    KENNETH MARK COGGESHALL; Fiscal Year: 2013
    ..Overall, we are confident that the four years of funding puts us in a competitive position to exploit the findings of our first cycle to make substantive advances in the next five years. ..
  8. Host Defense Against HIV-related Pulmonary Infections
    Judd E Shellito; Fiscal Year: 2013
    ..abstract_text> ..
  9. TIM recognition of phosphatidylserine regulates innate and adaptive immunity
    Dale T Umetsu; Fiscal Year: 2013
    ..We believe that further study of these molecules will greatly improve our understanding of disease mechanisms, and are likely to lead to novel therapies for asthma and food allergy. ..
  10. Heterogeneity of T-cells in M. tuberculosis Infection
    HENRY BOOM; Fiscal Year: 2013
    ..Aim 3. To determine the ability of ManLAM to inhibit T cell responses to MTB in vivo using the murine MTB infection model and determining if there is variable sensitivity to ManLAM among humans. ..
  11. BEHAVIORAL GENOMICS OF ALCOHOL NEUROADAPTATION
    John C Crabbe; Fiscal Year: 2013
    ..An Education and Outreach component trains pre- and post-doctoral students in alcohol research, disseminates research findings to the public, and engages in a range of activities with elementary-to-high school students. ..
  12. Pacific NorthWest Regional Center of Excellence (PNWRCE)
    Jay A Nelson; Fiscal Year: 2013
    ..pseudomallei host pathogen response during both the septicemic as well as the intracellular phases of the disease. ..
  13. Northeast Biodefense Center
    W Ian Lipkin; Fiscal Year: 2013
    ..As a Center based in a School of Public Health and a State Department of Health, the NBC has a firm commitment to and practical understanding of Emergency Preparedness. ..
  14. Therapeutic Opportunities for Pediatric Astrocytoma
    Rosalind A Segal; Fiscal Year: 2013
    ..The three projects interact with one another and are further unified by economies of scale enabled by an Innovative Neuropathology (INP) core. ..
  15. VACCINE INDUCED IMMUNITY IN THE YOUNG AND AGED
    Rafi Ahmed; Fiscal Year: 2013
    ....
  16. Directing Tumor-specific T cells to Tumors
    Pawel Kalinski; Fiscal Year: 2013
    ..abstract_text> ..
  17. VIRAL INFECTION INFLUENCE ON TRANSPLANTATION TOLERANCE
    DALE LESLIE GREINER; Fiscal Year: 2013
    ..This work will identify how infection during transplantation may affect the host immune system and ultimate fate of the graft. ..
  18. FISH-Flow platform for host-based tuberculosis diagnostics
    Maria Laura Gennaro; Fiscal Year: 2013
    ..The FISH-Flow platform in its manual and automated versions will be applicable to detection of receptor-mediated responses in many infectious and non-infectious pathologies. ..
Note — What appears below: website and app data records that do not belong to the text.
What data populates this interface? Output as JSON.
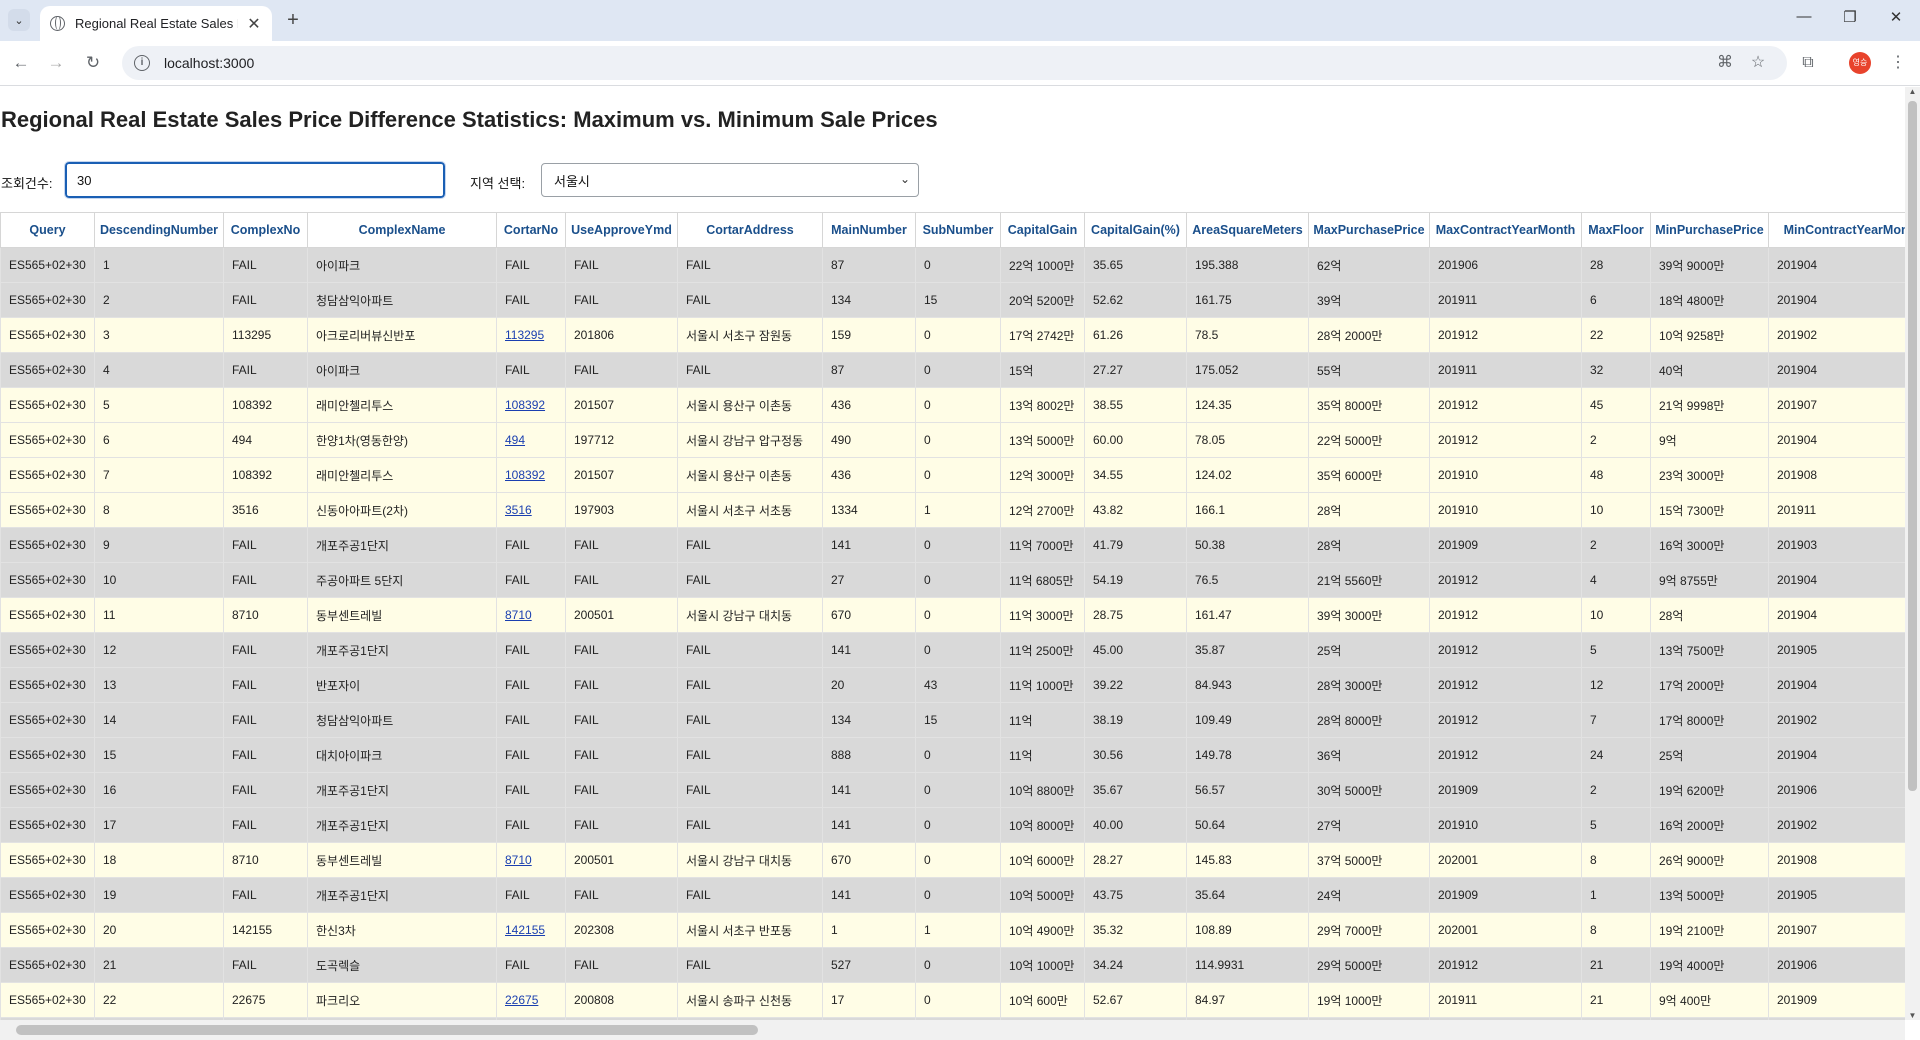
{
  "browser": {
    "tab_title": "Regional Real Estate Sales Pric",
    "url": "localhost:3000",
    "profile_text": "영승"
  },
  "page": {
    "title": "Regional Real Estate Sales Price Difference Statistics: Maximum vs. Minimum Sale Prices",
    "count_label": "조회건수:",
    "count_value": "30",
    "region_label": "지역 선택:",
    "region_value": "서울시"
  },
  "table": {
    "columns": [
      "Query",
      "DescendingNumber",
      "ComplexNo",
      "ComplexName",
      "CortarNo",
      "UseApproveYmd",
      "CortarAddress",
      "MainNumber",
      "SubNumber",
      "CapitalGain",
      "CapitalGain(%)",
      "AreaSquareMeters",
      "MaxPurchasePrice",
      "MaxContractYearMonth",
      "MaxFloor",
      "MinPurchasePrice",
      "MinContractYearMonth"
    ],
    "rows": [
      {
        "style": "gray",
        "link": false,
        "cells": [
          "ES565+02+30",
          "1",
          "FAIL",
          "아이파크",
          "FAIL",
          "FAIL",
          "FAIL",
          "87",
          "0",
          "22억 1000만",
          "35.65",
          "195.388",
          "62억",
          "201906",
          "28",
          "39억 9000만",
          "201904"
        ]
      },
      {
        "style": "gray",
        "link": false,
        "cells": [
          "ES565+02+30",
          "2",
          "FAIL",
          "청담삼익아파트",
          "FAIL",
          "FAIL",
          "FAIL",
          "134",
          "15",
          "20억 5200만",
          "52.62",
          "161.75",
          "39억",
          "201911",
          "6",
          "18억 4800만",
          "201904"
        ]
      },
      {
        "style": "cream",
        "link": true,
        "cells": [
          "ES565+02+30",
          "3",
          "113295",
          "아크로리버뷰신반포",
          "113295",
          "201806",
          "서울시 서초구 잠원동",
          "159",
          "0",
          "17억 2742만",
          "61.26",
          "78.5",
          "28억 2000만",
          "201912",
          "22",
          "10억 9258만",
          "201902"
        ]
      },
      {
        "style": "gray",
        "link": false,
        "cells": [
          "ES565+02+30",
          "4",
          "FAIL",
          "아이파크",
          "FAIL",
          "FAIL",
          "FAIL",
          "87",
          "0",
          "15억",
          "27.27",
          "175.052",
          "55억",
          "201911",
          "32",
          "40억",
          "201904"
        ]
      },
      {
        "style": "cream",
        "link": true,
        "cells": [
          "ES565+02+30",
          "5",
          "108392",
          "래미안첼리투스",
          "108392",
          "201507",
          "서울시 용산구 이촌동",
          "436",
          "0",
          "13억 8002만",
          "38.55",
          "124.35",
          "35억 8000만",
          "201912",
          "45",
          "21억 9998만",
          "201907"
        ]
      },
      {
        "style": "cream",
        "link": true,
        "cells": [
          "ES565+02+30",
          "6",
          "494",
          "한양1차(영동한양)",
          "494",
          "197712",
          "서울시 강남구 압구정동",
          "490",
          "0",
          "13억 5000만",
          "60.00",
          "78.05",
          "22억 5000만",
          "201912",
          "2",
          "9억",
          "201904"
        ]
      },
      {
        "style": "cream",
        "link": true,
        "cells": [
          "ES565+02+30",
          "7",
          "108392",
          "래미안첼리투스",
          "108392",
          "201507",
          "서울시 용산구 이촌동",
          "436",
          "0",
          "12억 3000만",
          "34.55",
          "124.02",
          "35억 6000만",
          "201910",
          "48",
          "23억 3000만",
          "201908"
        ]
      },
      {
        "style": "cream",
        "link": true,
        "cells": [
          "ES565+02+30",
          "8",
          "3516",
          "신동아아파트(2차)",
          "3516",
          "197903",
          "서울시 서초구 서초동",
          "1334",
          "1",
          "12억 2700만",
          "43.82",
          "166.1",
          "28억",
          "201910",
          "10",
          "15억 7300만",
          "201911"
        ]
      },
      {
        "style": "gray",
        "link": false,
        "cells": [
          "ES565+02+30",
          "9",
          "FAIL",
          "개포주공1단지",
          "FAIL",
          "FAIL",
          "FAIL",
          "141",
          "0",
          "11억 7000만",
          "41.79",
          "50.38",
          "28억",
          "201909",
          "2",
          "16억 3000만",
          "201903"
        ]
      },
      {
        "style": "gray",
        "link": false,
        "cells": [
          "ES565+02+30",
          "10",
          "FAIL",
          "주공아파트 5단지",
          "FAIL",
          "FAIL",
          "FAIL",
          "27",
          "0",
          "11억 6805만",
          "54.19",
          "76.5",
          "21억 5560만",
          "201912",
          "4",
          "9억 8755만",
          "201904"
        ]
      },
      {
        "style": "cream",
        "link": true,
        "cells": [
          "ES565+02+30",
          "11",
          "8710",
          "동부센트레빌",
          "8710",
          "200501",
          "서울시 강남구 대치동",
          "670",
          "0",
          "11억 3000만",
          "28.75",
          "161.47",
          "39억 3000만",
          "201912",
          "10",
          "28억",
          "201904"
        ]
      },
      {
        "style": "gray",
        "link": false,
        "cells": [
          "ES565+02+30",
          "12",
          "FAIL",
          "개포주공1단지",
          "FAIL",
          "FAIL",
          "FAIL",
          "141",
          "0",
          "11억 2500만",
          "45.00",
          "35.87",
          "25억",
          "201912",
          "5",
          "13억 7500만",
          "201905"
        ]
      },
      {
        "style": "gray",
        "link": false,
        "cells": [
          "ES565+02+30",
          "13",
          "FAIL",
          "반포자이",
          "FAIL",
          "FAIL",
          "FAIL",
          "20",
          "43",
          "11억 1000만",
          "39.22",
          "84.943",
          "28억 3000만",
          "201912",
          "12",
          "17억 2000만",
          "201904"
        ]
      },
      {
        "style": "gray",
        "link": false,
        "cells": [
          "ES565+02+30",
          "14",
          "FAIL",
          "청담삼익아파트",
          "FAIL",
          "FAIL",
          "FAIL",
          "134",
          "15",
          "11억",
          "38.19",
          "109.49",
          "28억 8000만",
          "201912",
          "7",
          "17억 8000만",
          "201902"
        ]
      },
      {
        "style": "gray",
        "link": false,
        "cells": [
          "ES565+02+30",
          "15",
          "FAIL",
          "대치아이파크",
          "FAIL",
          "FAIL",
          "FAIL",
          "888",
          "0",
          "11억",
          "30.56",
          "149.78",
          "36억",
          "201912",
          "24",
          "25억",
          "201904"
        ]
      },
      {
        "style": "gray",
        "link": false,
        "cells": [
          "ES565+02+30",
          "16",
          "FAIL",
          "개포주공1단지",
          "FAIL",
          "FAIL",
          "FAIL",
          "141",
          "0",
          "10억 8800만",
          "35.67",
          "56.57",
          "30억 5000만",
          "201909",
          "2",
          "19억 6200만",
          "201906"
        ]
      },
      {
        "style": "gray",
        "link": false,
        "cells": [
          "ES565+02+30",
          "17",
          "FAIL",
          "개포주공1단지",
          "FAIL",
          "FAIL",
          "FAIL",
          "141",
          "0",
          "10억 8000만",
          "40.00",
          "50.64",
          "27억",
          "201910",
          "5",
          "16억 2000만",
          "201902"
        ]
      },
      {
        "style": "cream",
        "link": true,
        "cells": [
          "ES565+02+30",
          "18",
          "8710",
          "동부센트레빌",
          "8710",
          "200501",
          "서울시 강남구 대치동",
          "670",
          "0",
          "10억 6000만",
          "28.27",
          "145.83",
          "37억 5000만",
          "202001",
          "8",
          "26억 9000만",
          "201908"
        ]
      },
      {
        "style": "gray",
        "link": false,
        "cells": [
          "ES565+02+30",
          "19",
          "FAIL",
          "개포주공1단지",
          "FAIL",
          "FAIL",
          "FAIL",
          "141",
          "0",
          "10억 5000만",
          "43.75",
          "35.64",
          "24억",
          "201909",
          "1",
          "13억 5000만",
          "201905"
        ]
      },
      {
        "style": "cream",
        "link": true,
        "cells": [
          "ES565+02+30",
          "20",
          "142155",
          "한신3차",
          "142155",
          "202308",
          "서울시 서초구 반포동",
          "1",
          "1",
          "10억 4900만",
          "35.32",
          "108.89",
          "29억 7000만",
          "202001",
          "8",
          "19억 2100만",
          "201907"
        ]
      },
      {
        "style": "gray",
        "link": false,
        "cells": [
          "ES565+02+30",
          "21",
          "FAIL",
          "도곡렉슬",
          "FAIL",
          "FAIL",
          "FAIL",
          "527",
          "0",
          "10억 1000만",
          "34.24",
          "114.9931",
          "29억 5000만",
          "201912",
          "21",
          "19억 4000만",
          "201906"
        ]
      },
      {
        "style": "cream",
        "link": true,
        "cells": [
          "ES565+02+30",
          "22",
          "22675",
          "파크리오",
          "22675",
          "200808",
          "서울시 송파구 신천동",
          "17",
          "0",
          "10억 600만",
          "52.67",
          "84.97",
          "19억 1000만",
          "201911",
          "21",
          "9억 400만",
          "201909"
        ]
      },
      {
        "style": "gray",
        "link": false,
        "cells": [
          "",
          "",
          "",
          "",
          "",
          "",
          "",
          "",
          "",
          "",
          "",
          "",
          "",
          "",
          "",
          "",
          ""
        ]
      }
    ]
  }
}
  19. Immune Regulation of Virus Clearance and Tissue Injury at Sites of Infection
    Thomas J Braciale; Fiscal Year: 2013
    ..To determine the impact of viral infection on the production of Te-derived IL- 10. The proposed studies are designed to complement ongoing related studies in Projects 2, 3 and 4. ..
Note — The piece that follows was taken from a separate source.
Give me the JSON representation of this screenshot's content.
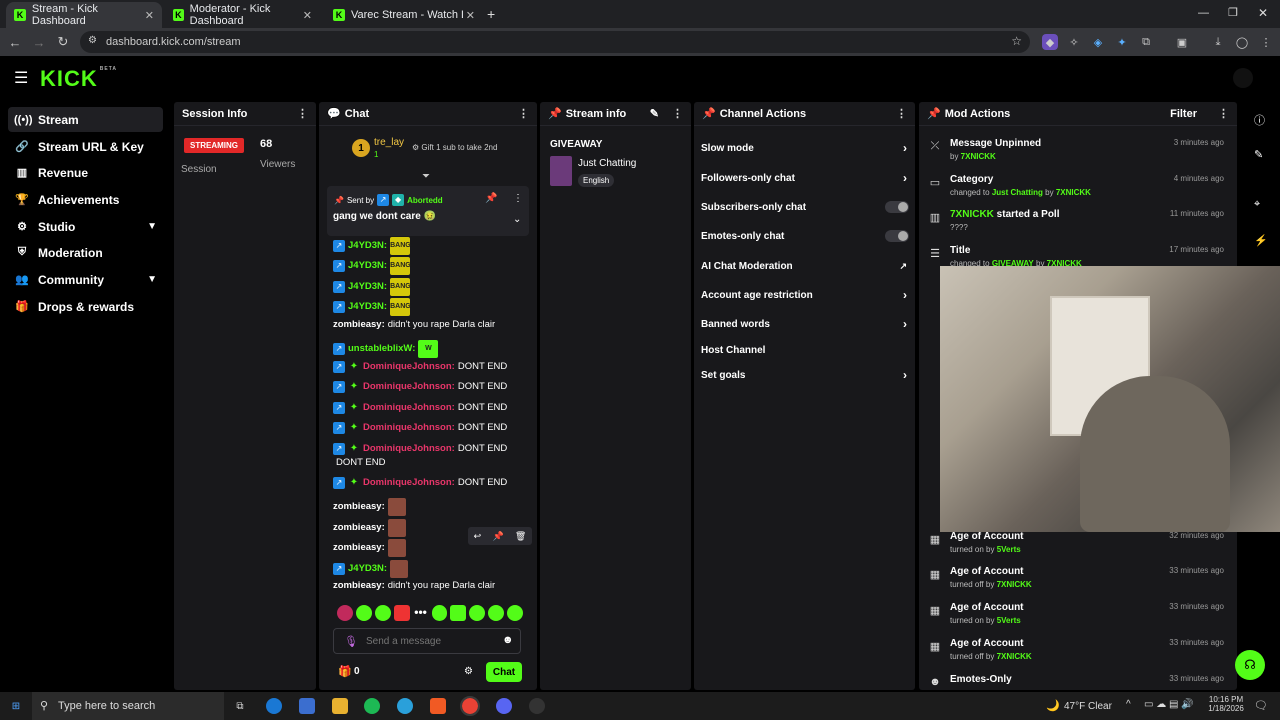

  20. Mucosal Immunity, Vaccines and Microbiota Interplay in Humans and Animal
    Marcelo B Sztein; Fiscal Year: 2013
    ..Given the shortcomings of available measures to successfully control this infection, and its bioterrorism potential, to develop a S. dysenteriae type 1 vaccine is of great importance. ..
  21. Martin Delaney Collaboratory to Eradicate HIV-1 Infection
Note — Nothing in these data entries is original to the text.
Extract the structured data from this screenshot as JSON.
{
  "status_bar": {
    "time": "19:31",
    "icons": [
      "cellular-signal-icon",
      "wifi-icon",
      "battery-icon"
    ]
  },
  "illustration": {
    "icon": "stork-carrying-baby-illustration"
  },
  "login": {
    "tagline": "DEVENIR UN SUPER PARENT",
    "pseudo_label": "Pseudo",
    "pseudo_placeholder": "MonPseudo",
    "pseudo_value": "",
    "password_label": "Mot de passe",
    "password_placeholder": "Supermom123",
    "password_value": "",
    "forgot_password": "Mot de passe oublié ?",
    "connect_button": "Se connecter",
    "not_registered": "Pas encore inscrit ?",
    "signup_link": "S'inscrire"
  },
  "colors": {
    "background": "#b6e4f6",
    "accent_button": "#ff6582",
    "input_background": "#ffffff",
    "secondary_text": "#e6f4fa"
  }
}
    David M Margolis; Fiscal Year: 2013
    ..We are convinced that together we will catalyze advances that will ultimately lead to the eradication of HIV infection. ..